The principal god of Egypt later became a god of Israel, a great sin (I Kings 12:28). Turning from the Living God to a molten calf reveals how deceptive “worship” can be.
And when the people saw that Moses delayed to come down out of the mount, the people gathered themselves together unto Aaron, and said unto him, Up, make us gods, which shall go before us; for as for this Moses, the man that brought us up out of the land of Egypt, we wot not what is become of him (Ex. 32:1).
Our attention has been on the Tabernacle and its marvellous picture of Christ in His glorious Person and perfect ministry for mankind. But at the same time, something tragic is taking place among the Israelites. Moses returns to the camp to behold how quickly and how far the Israelites had turned from the True and Living God.
They imagined that a calf, which they could see, was better than the invisible, yet ever-present God. Only six weeks before, all the people had sworn: All that the Lord hath spoken we will we do (19:8). Whenever something is needed to remind us of the Lord, too often we have chosen a visible counterfeit to replace His invisible reality.
It seems strange that there was no voice of protest from the elders or even from Miriam. Surely the decision was not unanimous. Perhaps, they were like some of us — when it seems that the misguided majority are loudly proclaiming what we know to be against the will of God, yet we do not protest. In such times silence becomes a sin.
Whenever anyone or anything takes the place that God should have in our lives, it is rebellion and sin. The human heart loves anything that can be seen — that which meets and gratifies the senses. We need to remember Moses' example: By faith . . . he endured, as seeing Him who is invisible (Heb. 11:27).
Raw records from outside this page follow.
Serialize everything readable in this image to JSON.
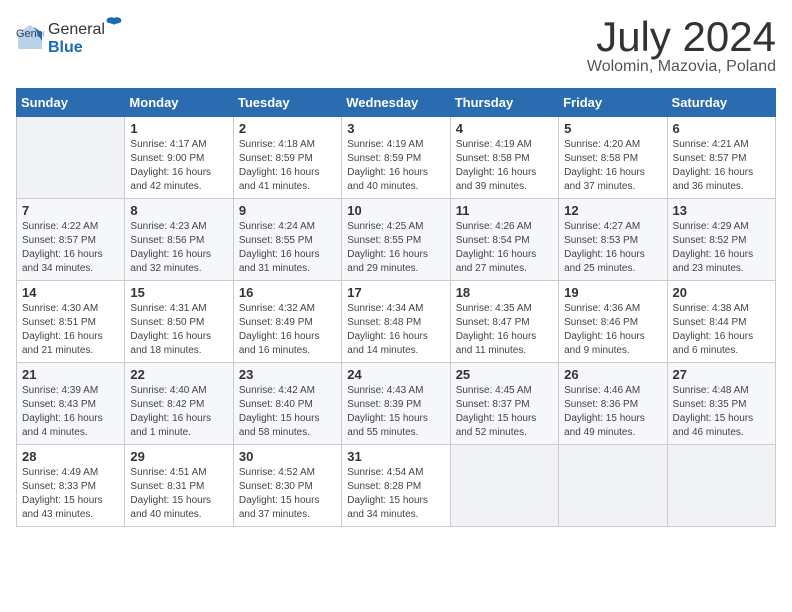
{
  "header": {
    "logo_general": "General",
    "logo_blue": "Blue",
    "month_title": "July 2024",
    "location": "Wolomin, Mazovia, Poland"
  },
  "weekdays": [
    "Sunday",
    "Monday",
    "Tuesday",
    "Wednesday",
    "Thursday",
    "Friday",
    "Saturday"
  ],
  "weeks": [
    [
      {
        "day": "",
        "info": ""
      },
      {
        "day": "1",
        "info": "Sunrise: 4:17 AM\nSunset: 9:00 PM\nDaylight: 16 hours\nand 42 minutes."
      },
      {
        "day": "2",
        "info": "Sunrise: 4:18 AM\nSunset: 8:59 PM\nDaylight: 16 hours\nand 41 minutes."
      },
      {
        "day": "3",
        "info": "Sunrise: 4:19 AM\nSunset: 8:59 PM\nDaylight: 16 hours\nand 40 minutes."
      },
      {
        "day": "4",
        "info": "Sunrise: 4:19 AM\nSunset: 8:58 PM\nDaylight: 16 hours\nand 39 minutes."
      },
      {
        "day": "5",
        "info": "Sunrise: 4:20 AM\nSunset: 8:58 PM\nDaylight: 16 hours\nand 37 minutes."
      },
      {
        "day": "6",
        "info": "Sunrise: 4:21 AM\nSunset: 8:57 PM\nDaylight: 16 hours\nand 36 minutes."
      }
    ],
    [
      {
        "day": "7",
        "info": "Sunrise: 4:22 AM\nSunset: 8:57 PM\nDaylight: 16 hours\nand 34 minutes."
      },
      {
        "day": "8",
        "info": "Sunrise: 4:23 AM\nSunset: 8:56 PM\nDaylight: 16 hours\nand 32 minutes."
      },
      {
        "day": "9",
        "info": "Sunrise: 4:24 AM\nSunset: 8:55 PM\nDaylight: 16 hours\nand 31 minutes."
      },
      {
        "day": "10",
        "info": "Sunrise: 4:25 AM\nSunset: 8:55 PM\nDaylight: 16 hours\nand 29 minutes."
      },
      {
        "day": "11",
        "info": "Sunrise: 4:26 AM\nSunset: 8:54 PM\nDaylight: 16 hours\nand 27 minutes."
      },
      {
        "day": "12",
        "info": "Sunrise: 4:27 AM\nSunset: 8:53 PM\nDaylight: 16 hours\nand 25 minutes."
      },
      {
        "day": "13",
        "info": "Sunrise: 4:29 AM\nSunset: 8:52 PM\nDaylight: 16 hours\nand 23 minutes."
      }
    ],
    [
      {
        "day": "14",
        "info": "Sunrise: 4:30 AM\nSunset: 8:51 PM\nDaylight: 16 hours\nand 21 minutes."
      },
      {
        "day": "15",
        "info": "Sunrise: 4:31 AM\nSunset: 8:50 PM\nDaylight: 16 hours\nand 18 minutes."
      },
      {
        "day": "16",
        "info": "Sunrise: 4:32 AM\nSunset: 8:49 PM\nDaylight: 16 hours\nand 16 minutes."
      },
      {
        "day": "17",
        "info": "Sunrise: 4:34 AM\nSunset: 8:48 PM\nDaylight: 16 hours\nand 14 minutes."
      },
      {
        "day": "18",
        "info": "Sunrise: 4:35 AM\nSunset: 8:47 PM\nDaylight: 16 hours\nand 11 minutes."
      },
      {
        "day": "19",
        "info": "Sunrise: 4:36 AM\nSunset: 8:46 PM\nDaylight: 16 hours\nand 9 minutes."
      },
      {
        "day": "20",
        "info": "Sunrise: 4:38 AM\nSunset: 8:44 PM\nDaylight: 16 hours\nand 6 minutes."
      }
    ],
    [
      {
        "day": "21",
        "info": "Sunrise: 4:39 AM\nSunset: 8:43 PM\nDaylight: 16 hours\nand 4 minutes."
      },
      {
        "day": "22",
        "info": "Sunrise: 4:40 AM\nSunset: 8:42 PM\nDaylight: 16 hours\nand 1 minute."
      },
      {
        "day": "23",
        "info": "Sunrise: 4:42 AM\nSunset: 8:40 PM\nDaylight: 15 hours\nand 58 minutes."
      },
      {
        "day": "24",
        "info": "Sunrise: 4:43 AM\nSunset: 8:39 PM\nDaylight: 15 hours\nand 55 minutes."
      },
      {
        "day": "25",
        "info": "Sunrise: 4:45 AM\nSunset: 8:37 PM\nDaylight: 15 hours\nand 52 minutes."
      },
      {
        "day": "26",
        "info": "Sunrise: 4:46 AM\nSunset: 8:36 PM\nDaylight: 15 hours\nand 49 minutes."
      },
      {
        "day": "27",
        "info": "Sunrise: 4:48 AM\nSunset: 8:35 PM\nDaylight: 15 hours\nand 46 minutes."
      }
    ],
    [
      {
        "day": "28",
        "info": "Sunrise: 4:49 AM\nSunset: 8:33 PM\nDaylight: 15 hours\nand 43 minutes."
      },
      {
        "day": "29",
        "info": "Sunrise: 4:51 AM\nSunset: 8:31 PM\nDaylight: 15 hours\nand 40 minutes."
      },
      {
        "day": "30",
        "info": "Sunrise: 4:52 AM\nSunset: 8:30 PM\nDaylight: 15 hours\nand 37 minutes."
      },
      {
        "day": "31",
        "info": "Sunrise: 4:54 AM\nSunset: 8:28 PM\nDaylight: 15 hours\nand 34 minutes."
      },
      {
        "day": "",
        "info": ""
      },
      {
        "day": "",
        "info": ""
      },
      {
        "day": "",
        "info": ""
      }
    ]
  ]
}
But before we too quickly throw stones and voice condemnation, let us compare the problem of the Israelites with twentieth century conduct. Most of us would not bow down to a graven image, but how easily money or career become similar idols. For others, the idol may be success or material things. Believing we've got to have more and more, our love and devotion for the Lord diminishes as things take His place.
Perhaps an even more subtle danger lies in surrounding ourselves with friends or business associates who are not Christians. Soon our social lives revolve around unbelievers. This may lead to spiritual fellowship with other Christians being crowded out and eventually forsaken.
And why call ye me, Lord, Lord, and do not the things which I say? (Luke 6:46).
Thought for Today:
Too often it is those who are rich in this world's goods that rule the Church instead of those of this world rich in faith (James 2:5).
As the One who is ever-present. My presence shall go with thee, and I will give thee rest (peace) (Ex. 33:14). He hath said, I will never leave thee, nor forsake thee (Heb. 13:5; compare Matt. 11:28; John 14:27).
32:12 mischief, evil intent; 32:20 strawed, scattered; 32:25 made them naked, let them get out of control; 34:10 terrible, marvelous, awesome.
Pray for Staff: Ilene Wallace • Government Officials: Rep. Brian P. Bilbray (CA), Rep. Linda T. Sanchez (CA), Rep. Bennie G. Thompson (MS), Rep. Lou Barletta (PA), and Sen. Jeanne Shaheen (NH) • Country: Panama (3 million) in southern Central America • Major languages: Spanish and English • Limited religious freedom • 78% Roman Catholic; 12% Protestant; 5% Muslim; .1% Eastern Orthodox • Prayer Suggestion: If the words of God abide in you, whatever you ask in prayer, you will receive (John 15:7).
Optional Reading: >Matthew 28
Memory Verse for the Week: Psalms 100:5